• **To do**:
If a record contains an image, leave the image out and repeat everything else exactly.

• **Provided information**:
Start of Block
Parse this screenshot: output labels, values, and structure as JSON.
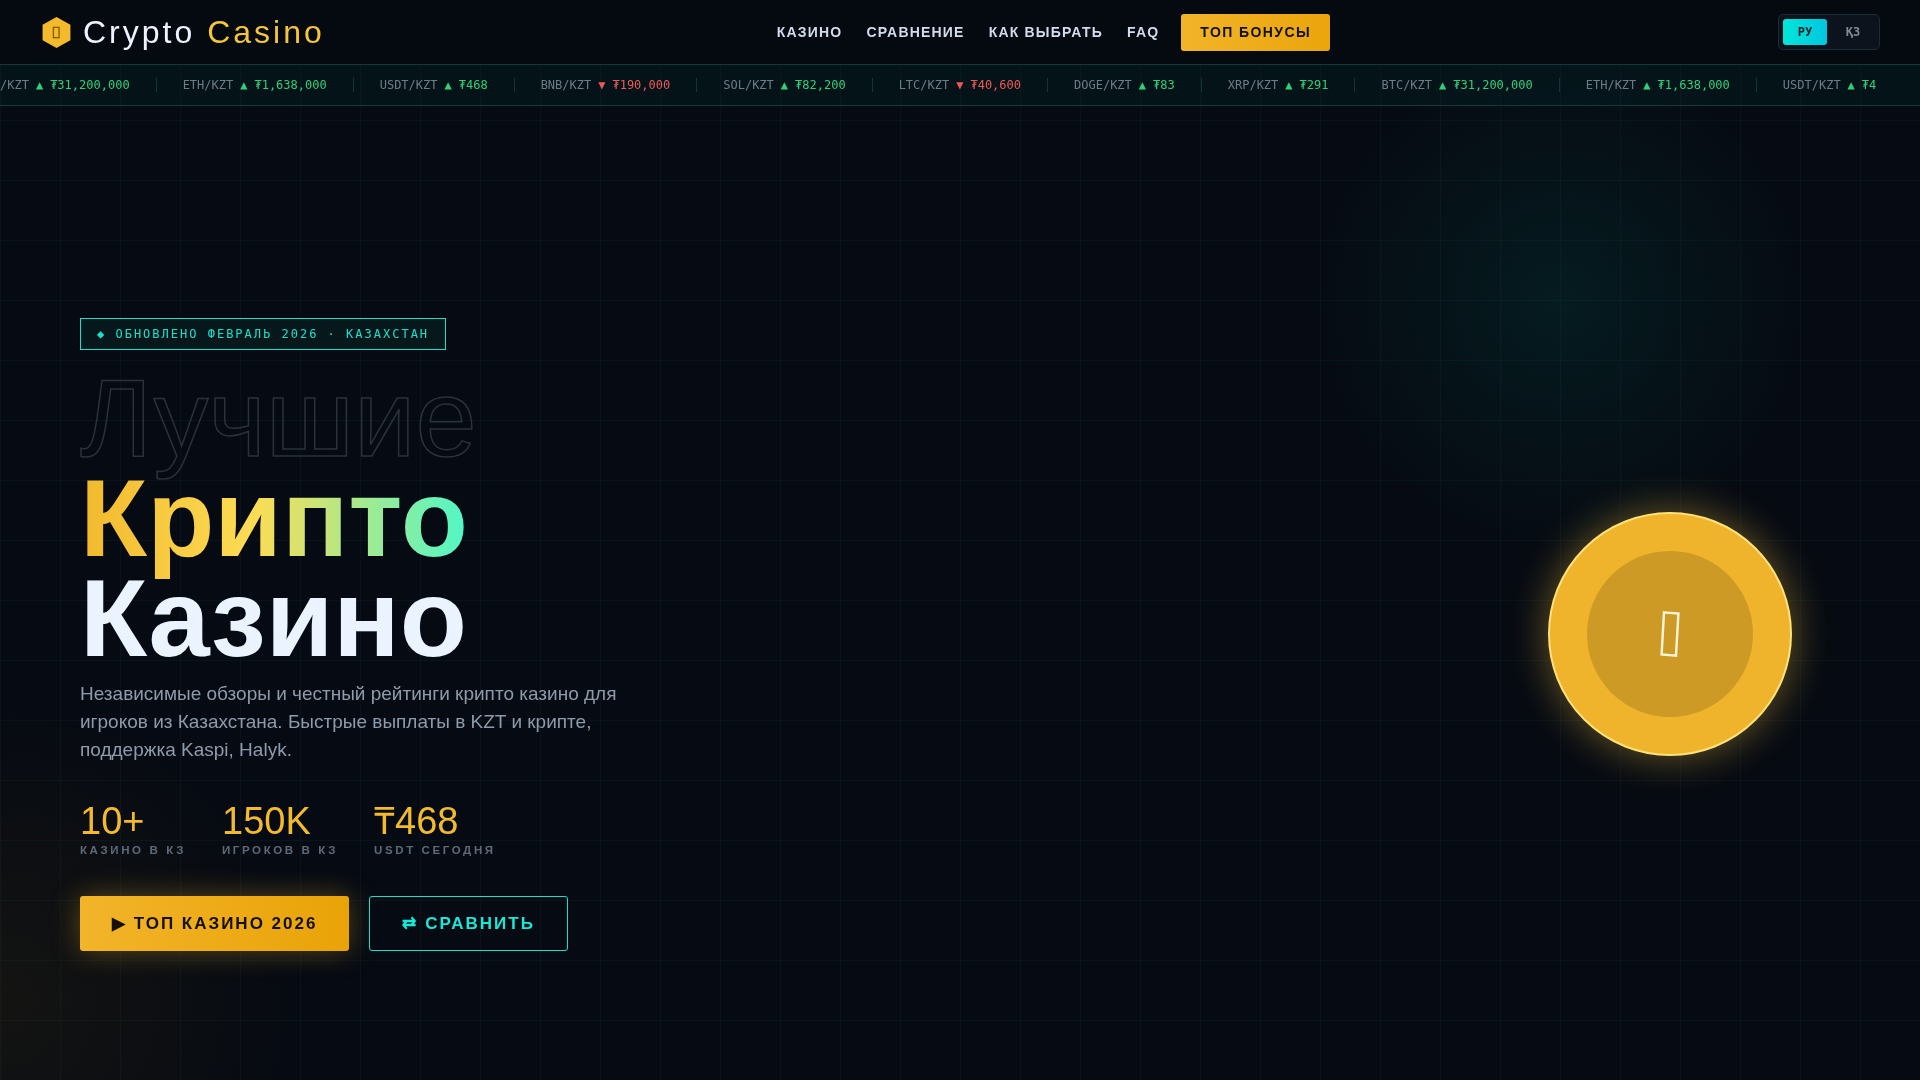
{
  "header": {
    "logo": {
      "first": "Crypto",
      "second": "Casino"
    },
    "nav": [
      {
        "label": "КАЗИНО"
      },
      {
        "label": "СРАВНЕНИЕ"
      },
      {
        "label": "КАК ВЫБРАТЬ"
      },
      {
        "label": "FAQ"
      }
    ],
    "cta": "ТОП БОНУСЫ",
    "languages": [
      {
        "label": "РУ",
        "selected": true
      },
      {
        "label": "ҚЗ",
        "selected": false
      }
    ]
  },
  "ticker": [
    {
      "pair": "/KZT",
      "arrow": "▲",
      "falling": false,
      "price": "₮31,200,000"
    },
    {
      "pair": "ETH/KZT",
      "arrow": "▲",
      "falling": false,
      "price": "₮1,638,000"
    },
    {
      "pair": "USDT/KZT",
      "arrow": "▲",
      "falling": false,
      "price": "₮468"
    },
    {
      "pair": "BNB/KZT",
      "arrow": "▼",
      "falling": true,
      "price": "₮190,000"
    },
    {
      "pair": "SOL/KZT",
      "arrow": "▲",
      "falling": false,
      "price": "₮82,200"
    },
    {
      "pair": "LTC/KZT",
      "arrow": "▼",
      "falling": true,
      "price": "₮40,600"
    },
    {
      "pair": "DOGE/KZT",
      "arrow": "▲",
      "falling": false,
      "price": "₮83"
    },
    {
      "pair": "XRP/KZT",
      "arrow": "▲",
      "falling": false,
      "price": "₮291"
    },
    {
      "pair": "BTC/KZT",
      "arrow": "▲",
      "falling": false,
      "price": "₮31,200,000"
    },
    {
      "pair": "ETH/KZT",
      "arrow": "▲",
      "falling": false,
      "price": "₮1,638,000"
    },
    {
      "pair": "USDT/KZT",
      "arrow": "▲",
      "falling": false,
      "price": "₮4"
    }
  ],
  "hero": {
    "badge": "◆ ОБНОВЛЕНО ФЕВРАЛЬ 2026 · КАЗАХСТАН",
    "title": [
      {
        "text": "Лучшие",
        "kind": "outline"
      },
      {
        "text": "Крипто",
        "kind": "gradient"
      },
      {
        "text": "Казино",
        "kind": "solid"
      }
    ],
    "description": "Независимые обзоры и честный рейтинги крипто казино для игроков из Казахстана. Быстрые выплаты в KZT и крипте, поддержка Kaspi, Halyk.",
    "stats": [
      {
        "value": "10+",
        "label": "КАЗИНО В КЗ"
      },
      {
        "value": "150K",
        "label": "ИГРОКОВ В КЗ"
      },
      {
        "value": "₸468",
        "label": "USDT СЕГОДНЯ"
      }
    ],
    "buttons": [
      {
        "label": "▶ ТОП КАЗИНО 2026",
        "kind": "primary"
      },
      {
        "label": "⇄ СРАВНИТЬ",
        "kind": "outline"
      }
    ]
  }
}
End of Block
• **Output for this exercise**:
Parse this screenshot: output labels, values, and structure as JSON.
{
  "header": {
    "logo": {
      "first": "Crypto",
      "second": "Casino"
    },
    "nav": [
      {
        "label": "КАЗИНО"
      },
      {
        "label": "СРАВНЕНИЕ"
      },
      {
        "label": "КАК ВЫБРАТЬ"
      },
      {
        "label": "FAQ"
      }
    ],
    "cta": "ТОП БОНУСЫ",
    "languages": [
      {
        "label": "РУ",
        "selected": true
      },
      {
        "label": "ҚЗ",
        "selected": false
      }
    ]
  },
  "ticker": [
    {
      "pair": "/KZT",
      "arrow": "▲",
      "falling": false,
      "price": "₮31,200,000"
    },
    {
      "pair": "ETH/KZT",
      "arrow": "▲",
      "falling": false,
      "price": "₮1,638,000"
    },
    {
      "pair": "USDT/KZT",
      "arrow": "▲",
      "falling": false,
      "price": "₮468"
    },
    {
      "pair": "BNB/KZT",
      "arrow": "▼",
      "falling": true,
      "price": "₮190,000"
    },
    {
      "pair": "SOL/KZT",
      "arrow": "▲",
      "falling": false,
      "price": "₮82,200"
    },
    {
      "pair": "LTC/KZT",
      "arrow": "▼",
      "falling": true,
      "price": "₮40,600"
    },
    {
      "pair": "DOGE/KZT",
      "arrow": "▲",
      "falling": false,
      "price": "₮83"
    },
    {
      "pair": "XRP/KZT",
      "arrow": "▲",
      "falling": false,
      "price": "₮291"
    },
    {
      "pair": "BTC/KZT",
      "arrow": "▲",
      "falling": false,
      "price": "₮31,200,000"
    },
    {
      "pair": "ETH/KZT",
      "arrow": "▲",
      "falling": false,
      "price": "₮1,638,000"
    },
    {
      "pair": "USDT/KZT",
      "arrow": "▲",
      "falling": false,
      "price": "₮4"
    }
  ],
  "hero": {
    "badge": "◆ ОБНОВЛЕНО ФЕВРАЛЬ 2026 · КАЗАХСТАН",
    "title": [
      {
        "text": "Лучшие",
        "kind": "outline"
      },
      {
        "text": "Крипто",
        "kind": "gradient"
      },
      {
        "text": "Казино",
        "kind": "solid"
      }
    ],
    "description": "Независимые обзоры и честный рейтинги крипто казино для игроков из Казахстана. Быстрые выплаты в KZT и крипте, поддержка Kaspi, Halyk.",
    "stats": [
      {
        "value": "10+",
        "label": "КАЗИНО В КЗ"
      },
      {
        "value": "150K",
        "label": "ИГРОКОВ В КЗ"
      },
      {
        "value": "₸468",
        "label": "USDT СЕГОДНЯ"
      }
    ],
    "buttons": [
      {
        "label": "▶ ТОП КАЗИНО 2026",
        "kind": "primary"
      },
      {
        "label": "⇄ СРАВНИТЬ",
        "kind": "outline"
      }
    ]
  }
}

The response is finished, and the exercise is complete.